There’s never been a better time for someone with an innovative idea to see it realised with a working design, but successfully launching a product in a crowded market has arguably never been harder. What’s more, while there will always be a place for the traditional electronic engineering fraternity and the established manufacturing sector, a perfect storm of factors is fuelling the rise of the everyman as a real force for innovation.
First of all, the ‘makers’ community of hobbyists and tinkerers is flourishing thanks mainly to simple-to-use, highly capable prototyping platforms such as Arduino and Raspberry Pi (to mention just two). Not only has their hardware power advanced to the point where they can legitimately be described as credit card-sized computers, they are also supported by massive open-source communities who are more than happy to share their ideas and software with others. Such is the popularity of Raspberry Pi in particular that Premier Farnell recently sold its ten millionth unit after less than six years, and now sells over 50 000 per week globally. So-called ‘Raspberry Jam’ events have also sprung up in dozens of countries (including South Africa) as get-togethers for members of this community to show off their designs.
Secondly, knowledge is now freely accessible by anyone willing to search for it, apply their minds to understanding it, and experiment. Gone are the days when university hallways and dusty old libraries were the exclusive entry points into the arcane engineering arts; access to the Internet gives anyone and everyone an opportunity to learn. Tertiary institutions still have their place, of course, as they provide an unmatched method of planning, structuring, imparting and testing advanced, relevant knowledge.
A decisive factor, though, and one that people of a technical bent tend to struggle with, is commercialisation – even the greatest idea in the world is worthless if it can’t be developed into an actual product, or if nobody wants to buy it. This is where incubators can play a part, providing a means of filtering out the marketable ideas from the otherwise, and advising and consulting on product industrialisation.
Just one example of this is Savant, a hardware technology incubator, which has partnered with the Small Enterprise Development Agency (SEDA) as an enterprise development partner. In October, Savant announced that, since its first incubation client in 2007, it had secured R106 million in investments from private investors and government agencies such as the IDC, TIA and DTI, and the startups on its books had earned revenues in excess of R2,51 billion.

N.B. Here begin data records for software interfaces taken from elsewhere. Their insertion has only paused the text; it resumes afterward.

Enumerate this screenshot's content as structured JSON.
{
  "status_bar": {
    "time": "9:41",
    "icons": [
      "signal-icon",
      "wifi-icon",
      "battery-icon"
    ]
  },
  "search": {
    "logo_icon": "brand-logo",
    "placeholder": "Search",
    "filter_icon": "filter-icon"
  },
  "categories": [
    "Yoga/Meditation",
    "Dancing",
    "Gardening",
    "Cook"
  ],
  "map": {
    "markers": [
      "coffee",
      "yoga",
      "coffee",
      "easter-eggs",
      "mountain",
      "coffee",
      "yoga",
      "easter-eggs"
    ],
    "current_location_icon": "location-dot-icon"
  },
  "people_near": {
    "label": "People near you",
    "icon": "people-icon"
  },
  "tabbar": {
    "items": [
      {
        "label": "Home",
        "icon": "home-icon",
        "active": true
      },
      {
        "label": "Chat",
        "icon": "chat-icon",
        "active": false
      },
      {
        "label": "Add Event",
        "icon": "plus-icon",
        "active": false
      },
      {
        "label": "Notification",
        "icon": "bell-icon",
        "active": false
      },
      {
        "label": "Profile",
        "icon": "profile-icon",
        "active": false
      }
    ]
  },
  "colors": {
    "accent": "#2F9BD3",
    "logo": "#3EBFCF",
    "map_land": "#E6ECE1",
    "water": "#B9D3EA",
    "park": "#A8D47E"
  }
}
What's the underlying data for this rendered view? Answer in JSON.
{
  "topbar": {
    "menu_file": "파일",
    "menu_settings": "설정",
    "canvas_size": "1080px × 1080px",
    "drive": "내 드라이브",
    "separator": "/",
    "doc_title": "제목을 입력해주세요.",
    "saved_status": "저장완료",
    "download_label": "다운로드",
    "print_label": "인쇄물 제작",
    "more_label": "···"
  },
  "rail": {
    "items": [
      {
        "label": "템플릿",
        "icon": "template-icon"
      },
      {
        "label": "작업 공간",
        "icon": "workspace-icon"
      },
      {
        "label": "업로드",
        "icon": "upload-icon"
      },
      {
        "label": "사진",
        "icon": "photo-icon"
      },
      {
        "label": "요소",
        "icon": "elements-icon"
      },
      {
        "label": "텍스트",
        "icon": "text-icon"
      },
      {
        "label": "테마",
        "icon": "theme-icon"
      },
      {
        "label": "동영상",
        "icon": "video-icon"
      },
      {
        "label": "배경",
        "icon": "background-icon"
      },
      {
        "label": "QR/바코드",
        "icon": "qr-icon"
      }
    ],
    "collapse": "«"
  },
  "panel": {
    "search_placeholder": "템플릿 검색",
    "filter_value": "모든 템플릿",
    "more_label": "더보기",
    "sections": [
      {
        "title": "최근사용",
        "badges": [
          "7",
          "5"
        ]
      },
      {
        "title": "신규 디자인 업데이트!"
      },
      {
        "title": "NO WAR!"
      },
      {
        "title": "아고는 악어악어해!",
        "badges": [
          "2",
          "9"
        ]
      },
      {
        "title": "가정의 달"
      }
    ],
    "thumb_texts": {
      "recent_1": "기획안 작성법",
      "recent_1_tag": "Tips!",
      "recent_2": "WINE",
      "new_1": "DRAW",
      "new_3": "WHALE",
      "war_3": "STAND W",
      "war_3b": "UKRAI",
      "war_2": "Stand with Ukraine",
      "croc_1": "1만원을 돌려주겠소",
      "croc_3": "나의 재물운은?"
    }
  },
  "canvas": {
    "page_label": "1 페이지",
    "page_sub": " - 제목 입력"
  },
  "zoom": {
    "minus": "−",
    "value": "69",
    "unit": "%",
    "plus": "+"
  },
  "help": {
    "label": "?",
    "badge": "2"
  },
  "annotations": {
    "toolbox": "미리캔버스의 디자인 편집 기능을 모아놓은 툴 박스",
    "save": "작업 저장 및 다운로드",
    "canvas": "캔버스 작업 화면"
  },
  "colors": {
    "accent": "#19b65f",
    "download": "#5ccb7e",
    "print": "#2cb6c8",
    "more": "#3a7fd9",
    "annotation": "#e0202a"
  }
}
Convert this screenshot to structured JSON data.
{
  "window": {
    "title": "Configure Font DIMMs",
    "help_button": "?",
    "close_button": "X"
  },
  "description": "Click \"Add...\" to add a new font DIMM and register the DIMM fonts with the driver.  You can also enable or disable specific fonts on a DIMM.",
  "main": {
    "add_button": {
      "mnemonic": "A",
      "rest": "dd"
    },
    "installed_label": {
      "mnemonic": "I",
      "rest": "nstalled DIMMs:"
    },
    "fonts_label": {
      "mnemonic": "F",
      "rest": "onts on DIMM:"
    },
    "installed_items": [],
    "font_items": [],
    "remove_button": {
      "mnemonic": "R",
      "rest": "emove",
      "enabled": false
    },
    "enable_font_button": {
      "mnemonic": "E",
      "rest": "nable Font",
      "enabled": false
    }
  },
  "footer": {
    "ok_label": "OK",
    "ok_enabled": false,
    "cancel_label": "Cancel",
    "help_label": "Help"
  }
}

That is not to say it’s easy being a startup. In November, Ventureburn released the results of its latest survey of 260 tech startup founders. The survey produced a host of facts and figures – here are just a handful that stand out: 72% of founders were male, 44% were white, 31% were black, and 65% were aged between 25 and 35. Gauteng has gained ground on the Western Cape as a hotbed of innovation, being home to 44% and 47% of startups surveyed, respectively. Most identified their biggest challenge as raising enough funds, with 40% being self-funded and 51% expecting to run out of funds within just 3 months. Only 10% of respondents said they were turning a profit, which is down from the 17% reported in a similar 2015 survey. So, opportunities aside, money talks and there is clearly not much to go around, despite the private and public incubation efforts.
So where does this leave electronics design and manufacturing as an industry? Some might argue that the sector loses out when the tools for innovation are put in the hands of the man in the street, but in the long run I believe it can only be stronger for it. A culture of science, technology and innovation is not easy to create – just ask the South African government – but it is a slowly rising tide that is hard to stop once it gains momentum.
Brett van den Bosch